2.) Broken Social Scene - Hug of Thunder

Credit Courtesy of the artist. / Arts & Crafts

This is their first album in 7 years, and features all 15 original members, including the celebrated return of Feist. Kevin Drew, who otherwise might’ve been cold on getting the band back together was invigorated by the terror attack that targeted a concert venue in Paris in November of 2015. Drew said he wanted to get BSS back out there and playing because it’s “always been a band that’s been a celebration.” The record is indeed celebratory. Euphoric. Vocal duties passed around and woven together like a beautiful quilt. Swells and crescendos that pound the outer limits of a sound wave. This album is the sound of 15 hearts being played right out. 

1.) Slowdive - Slowdive

Credit Courtesy of the artist. / Dead Oceans

The first time I listened to this album, their first in 22 years, I thought they sounded like a band that was trying to do their best impression of Slowdive. That was dumb. This is the best record they’ve ever made. This album cements this band’s position as one of the greatest of its peers (I may as well go ahead and just say shoegaze). They utilize tension and release perfectly. Quiet and loud without being abrupt. The production is exquisite, with each note, squall, and buried coo distinct and vibrant. 
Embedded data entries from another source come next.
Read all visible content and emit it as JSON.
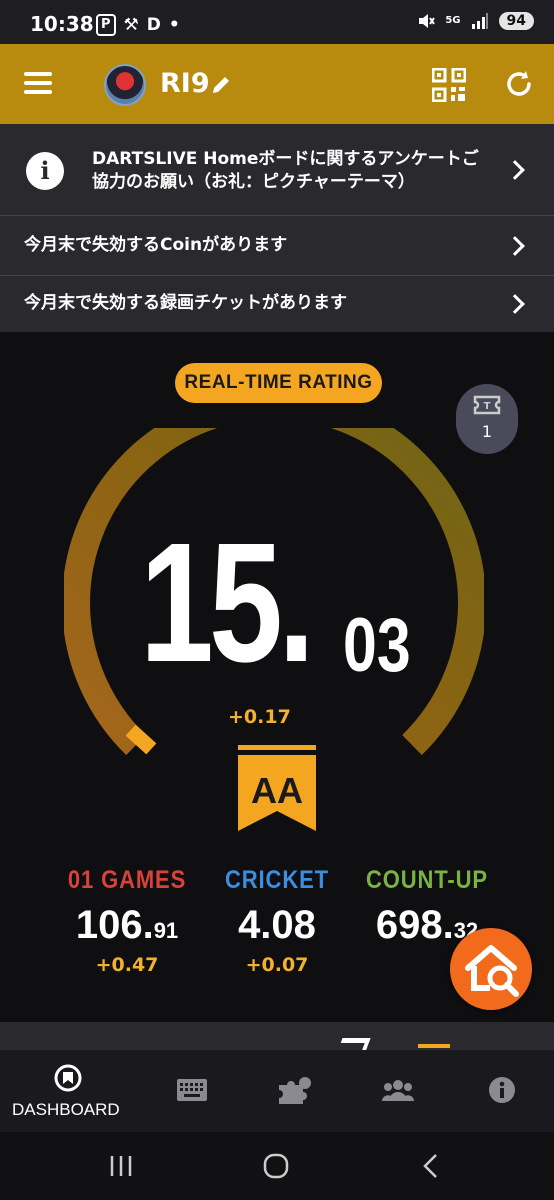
{
  "status_bar": {
    "time": "10:38",
    "left_glyphs": [
      "P",
      "D",
      "•"
    ],
    "network": "5G",
    "battery": "94"
  },
  "header": {
    "user_name": "RI9",
    "brand_color": "#b88a0e"
  },
  "notices": [
    {
      "text": "DARTSLIVE Homeボードに関するアンケートご協力のお願い（お礼：ピクチャーテーマ）",
      "icon": "info-icon"
    },
    {
      "text": "今月末で失効するCoinがあります"
    },
    {
      "text": "今月末で失効する録画チケットがあります"
    }
  ],
  "rating": {
    "pill_label": "REAL-TIME RATING",
    "integer": "15.",
    "decimal": "03",
    "delta": "+0.17",
    "grade": "AA",
    "accent_color": "#f4a621"
  },
  "ticket": {
    "count": "1"
  },
  "stats": [
    {
      "label": "01 GAMES",
      "int": "106.",
      "dec": "91",
      "delta": "+0.47",
      "color": "#d9413a"
    },
    {
      "label": "CRICKET",
      "int": "4.08",
      "dec": "",
      "delta": "+0.07",
      "color": "#3b8fe0"
    },
    {
      "label": "COUNT-UP",
      "int": "698.",
      "dec": "32",
      "delta": "",
      "color": "#7ab342"
    }
  ],
  "bottom_nav": {
    "dashboard_label": "DASHBOARD",
    "items": [
      "dashboard-icon",
      "keyboard-icon",
      "puzzle-icon",
      "people-icon",
      "info-icon"
    ]
  }
}
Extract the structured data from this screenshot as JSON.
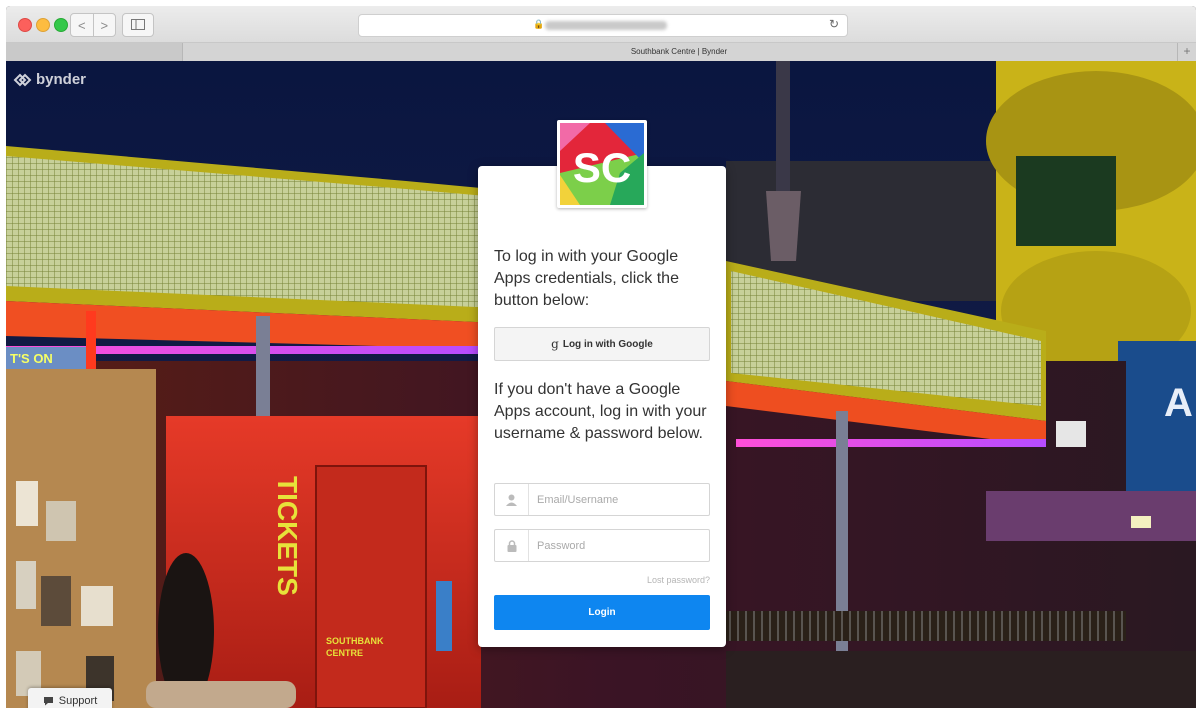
{
  "browser": {
    "tab_title": "Southbank Centre | Bynder",
    "new_tab_label": "+",
    "back_glyph": "<",
    "forward_glyph": ">",
    "reload_glyph": "↻"
  },
  "brand": {
    "name": "bynder",
    "icon": "bynder-logo-icon"
  },
  "scene": {
    "sign_tickets": "TICKETS",
    "sign_whats_on": "T'S ON",
    "sign_southbank": "SOUTHBANK",
    "sign_centre": "CENTRE",
    "sign_fragment": "A"
  },
  "login": {
    "logo_text": "SC",
    "google_intro": "To log in with your Google Apps credentials, click the button below:",
    "google_button_glyph": "g",
    "google_button_label": "Log in with Google",
    "password_intro": "If you don't have a Google Apps account, log in with your username & password below.",
    "email_placeholder": "Email/Username",
    "email_value": "",
    "password_placeholder": "Password",
    "password_value": "",
    "lost_password": "Lost password?",
    "login_button": "Login",
    "accent_color": "#0e86f0"
  },
  "support": {
    "label": "Support",
    "icon": "chat-bubble-icon"
  }
}
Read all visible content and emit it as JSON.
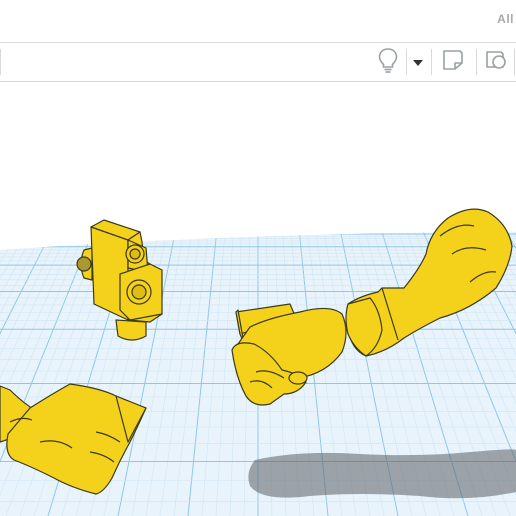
{
  "header": {
    "corner_text": "All"
  },
  "toolbar": {
    "tools": [
      {
        "name": "lightbulb-icon"
      },
      {
        "name": "dropdown-caret-icon"
      },
      {
        "name": "note-shape-icon"
      },
      {
        "name": "view-shape-icon"
      }
    ]
  },
  "workplane": {
    "grid_color": "#8fc7e8",
    "grid_minor_color": "#cfe6f5",
    "plane_color": "#e9f3fb",
    "objects": [
      {
        "name": "robot-head-part",
        "color": "#f4d21c"
      },
      {
        "name": "fist-part",
        "color": "#f4d21c"
      },
      {
        "name": "forearm-part",
        "color": "#f4d21c"
      },
      {
        "name": "hand-part",
        "color": "#f4d21c"
      }
    ]
  }
}
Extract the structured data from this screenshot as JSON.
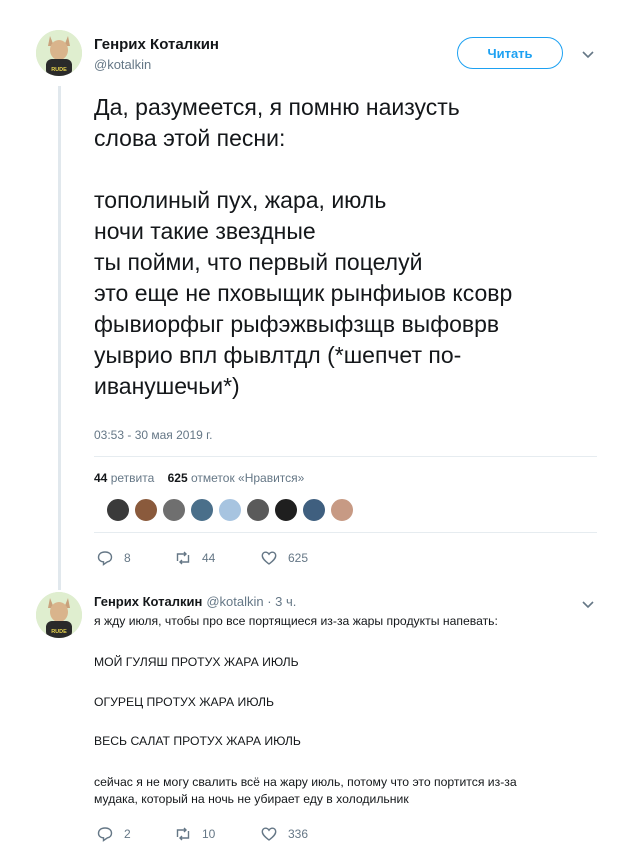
{
  "tweet": {
    "author_name": "Генрих Коталкин",
    "author_handle": "@kotalkin",
    "follow_label": "Читать",
    "text": "Да, разумеется, я помню наизусть\nслова этой песни:\n\nтополиный пух, жара, июль\nночи такие звездные\nты пойми, что первый поцелуй\nэто еще не пховыщик рынфиыов ксовр\nфывиорфыг рыфэжвыфзщв выфоврв\nуыврио впл фывлтдл (*шепчет по-\nиванушечьи*)",
    "timestamp": "03:53 - 30 мая 2019 г.",
    "retweets_count": "44",
    "retweets_label": "ретвита",
    "likes_count": "625",
    "likes_label": "отметок «Нравится»",
    "likers": [
      "#3a3a3a",
      "#8a5a3c",
      "#6f6f6f",
      "#4a6f8a",
      "#a7c4e0",
      "#5a5a5a",
      "#1f1f1f",
      "#3f5f7f",
      "#c79a84"
    ],
    "actions": {
      "replies": "8",
      "retweets": "44",
      "likes": "625"
    }
  },
  "reply": {
    "author_name": "Генрих Коталкин",
    "author_handle": "@kotalkin · 3 ч.",
    "paragraphs": [
      "я жду июля, чтобы про все портящиеся из-за жары продукты напевать:",
      "МОЙ ГУЛЯШ ПРОТУХ ЖАРА ИЮЛЬ",
      "ОГУРЕЦ ПРОТУХ ЖАРА ИЮЛЬ",
      "ВЕСЬ САЛАТ ПРОТУХ ЖАРА ИЮЛЬ",
      "сейчас я не могу свалить всё на жару июль, потому что это портится из-за\nмудака, который на ночь не убирает еду в холодильник"
    ],
    "actions": {
      "replies": "2",
      "retweets": "10",
      "likes": "336"
    }
  },
  "avatar_badge": "RUDE",
  "colors": {
    "accent": "#1da1f2",
    "muted": "#657786",
    "text": "#14171a",
    "thread_line": "#e1e8ed"
  }
}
Big thanks to Pete for setting us up with an Apple Music playlist. Happy New Year!